In Real Life

  real life

Today’s post isn’t about Zentangle. It’s not about art. It’s not about sewing. It’s about REAL LIFE. On Wednesday night, our water heater, which is in the garage, had a blowout. Water came spewing out of a small hole. The tank is very close to the surrounding wall. The water was under a high amount of pressure. That pressure created a hole in the wall right next to it.

Since it’s the start of the school year, I thought I would make Tuna a new dress to celebrate! It’s not that she’s going anywhere, but any excuse is good for a new dress, right? This is the “Swing Dress” from this set of patterns. In keeping with Tuna’s color theme of pink and green, I decided to use this very special fabric for the skirt. The fabric features little figures of Red Riding Hood and the Wolf in black, green, pink, and purple.

I want to make a pair of shoes to go with the dress I showed you last week. I would like them to be “dressy” and give the illusion of fancy heels. As a quick trial, I used a scrap of fabric and folded it in half. Then I marked where I thought I should sew to make it fit. After tackling the stitching, I trimmed away the excess and tried it on her foot.

The Entanglement library has a very few (so far) tangle patterns built in which can be used to create Zentangles. New ones get added to the library as I get to them, but you (yes, YOU) as a user can create them too. Warning! This post is mostly Javascript code! If that’s not your thing, avert your eyes now! You need version 0.0.5 of Entanglement to follow along:

I made this doll quite a while ago. The pattern is from the MadeByMiculinko Shop on Etsy. She’s a 27-inch, Tilda-style doll. I wasn’t completely happy with her, but I did start a dress from the Little Black Dress pattern from the same store. It ended up taking much longer to complete than I had initially planned because I ended up doing quite a bit of handwork on it.

These are little finger puppets that I made many years ago. Still cute!

I’d like you to meet the newest addition to my collection of Tilda Friends. Her name is Bessie. As you can see, she is a cow. I was a bit worried about sewing on the horns by hand, but they turned out to be much easier than I thought they were going to be! I think she needs a nose, but I’m still playing with the idea and haven’t come up with something I’m happy with yet.

On two occasions I have been asked, ‘Pray, Mr. Babbage, if you put into the machine wrong figures, will the right answers come out?’ […] I am not able rightly to apprehend the kind of confusion of ideas that could provoke such a question. — Charles Babbage, Passages from the Life of a Philosopher (1864) In my first post about generative art, I dumped a lot of Javascript on you with only a basic explanation of how it works, and more recently I have given up trying to explain it at all under the theory that most of the people reading these posts are more interested in the art rather than the programming behind it.

Progress is being made! This all-American friend is coming together! Stay tuned!

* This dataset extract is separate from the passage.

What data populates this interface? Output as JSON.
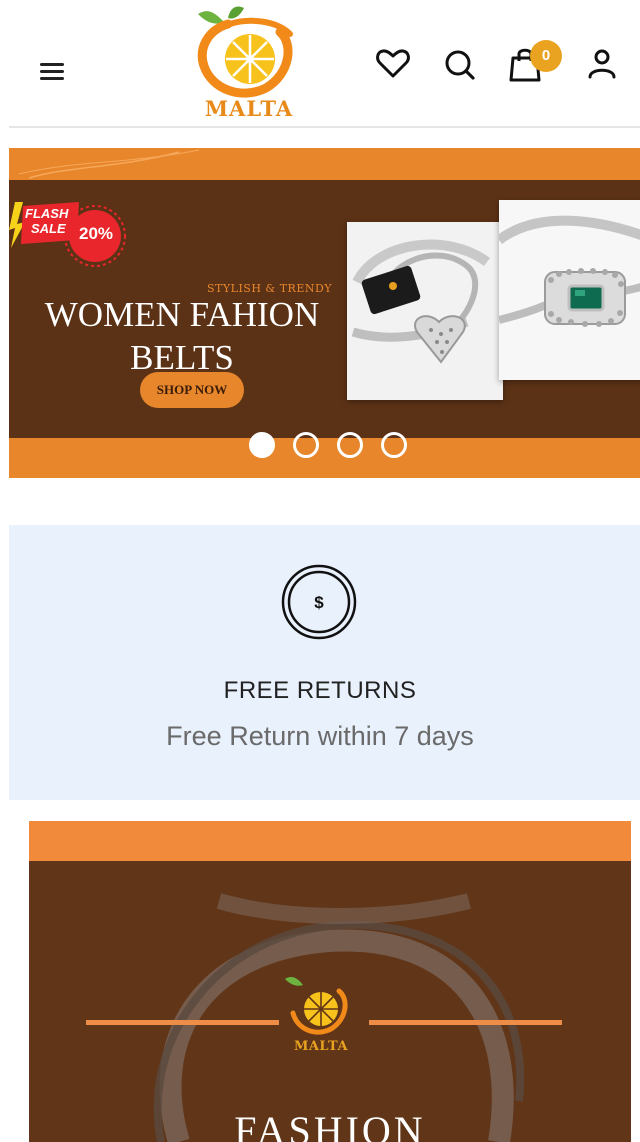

I’ve been working on a new friend while watching TV. I’ve had this fabric for quite a while. And I actually have quite a bit of it. I like using it for this one, because this animal will be a midwestern, all American type girl. The red, white and blue spots will be perfect. I think I’ll name her Bessie.

Today, you get to meet Katie Yoté. She is a coyote character, based on the Tilda Friends Fox pattern! Her body and limbs are the same shapes as the cat pattern, with a different shaped head and ears. This means their clothing will be interchangeable. At first, I just painted her eyes. But she didn’t look quite right. After a bit of looking at photos of real coyotes, I decided to paint her nose, also.

Up until now, the Entanglement library has provided a few tangle elements and a few tangles, which you could draw onto your canvas. But real Zentangles have a border, and might be round or triangular instead of square. To make this easier to do, Entanglement now has the Zentangle class. This is the top-level class you should use to define what your Zentangle should look like. Here is an example using it.